  • China’s Emissions Trading System (ETS) became fully operational in 2021, requiring companies included in the program to deposit emission permits with the government to account for a portion of their 2019–2020 carbon emissions. It is expected that the ETS will be expanded to the cement industry in 2022, although cement companies participating in regional pilot ETS programs since 2011 have regularly struggled to afford enough permits.
  • New technology, including the use of alternative fuels, low-carbon clinker and low-carbon cement, and carbon capture and purification could make a big difference. Sinoma International Engineering 中材国际, for example, claims to have set up 25 more energy-efficient “smart” cement factories.
  • Many of the larger cement companies are investing heavily in cleaner energy sources: Anhui Conch Cement 安徽海螺水泥, for example, will invest 5 billion yuan ($743.30 million) in the development of photovoltaic power plants this year, expecting to reach 1 GW of installed photovoltaic power generation capacity in 2022.

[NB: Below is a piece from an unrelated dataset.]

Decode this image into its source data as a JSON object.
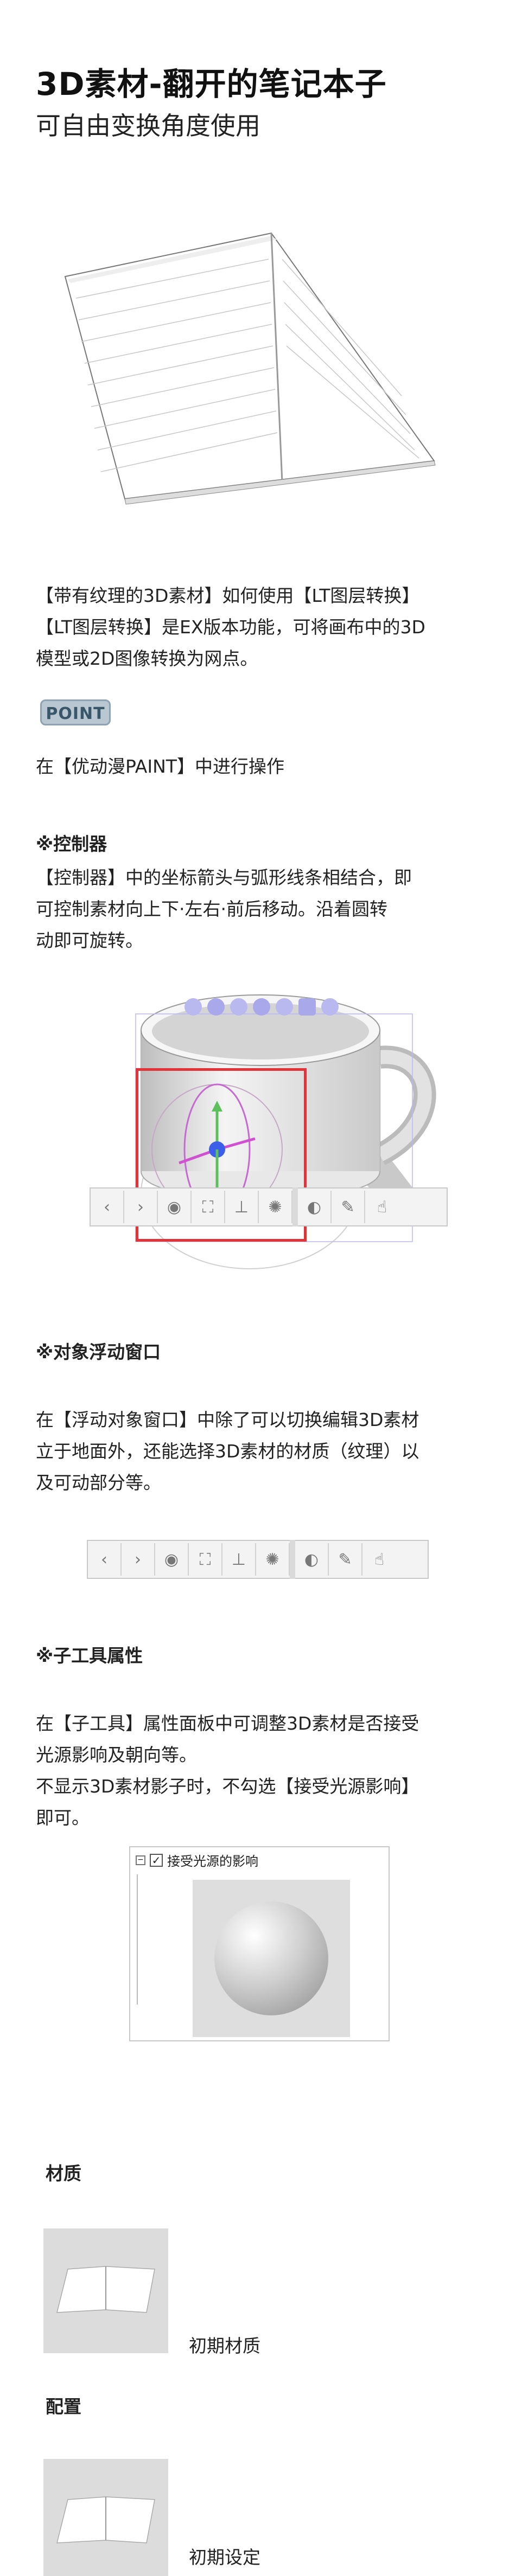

The takeaway

For China to reach its “double carbon” goals, it will have to clean up its dirty cement industry. The success or failure of this effort will also have a massive impact on global carbon emissions.

Experts believe that it is possible for China’s cement industry to reach carbon neutrality in 2060, but only (as one recent study put it) by means of “advanced and aggressive emission abatement scenarios” that could cost as much as 345 billion yuan ($51.28 billion). China’s largest cement producers say they are aiming to reach peak carbon emissions in 2025, but the outlook is highly problematic: As yet there is simply no obvious technology to eliminate emissions from cement production.

Barry van Wyk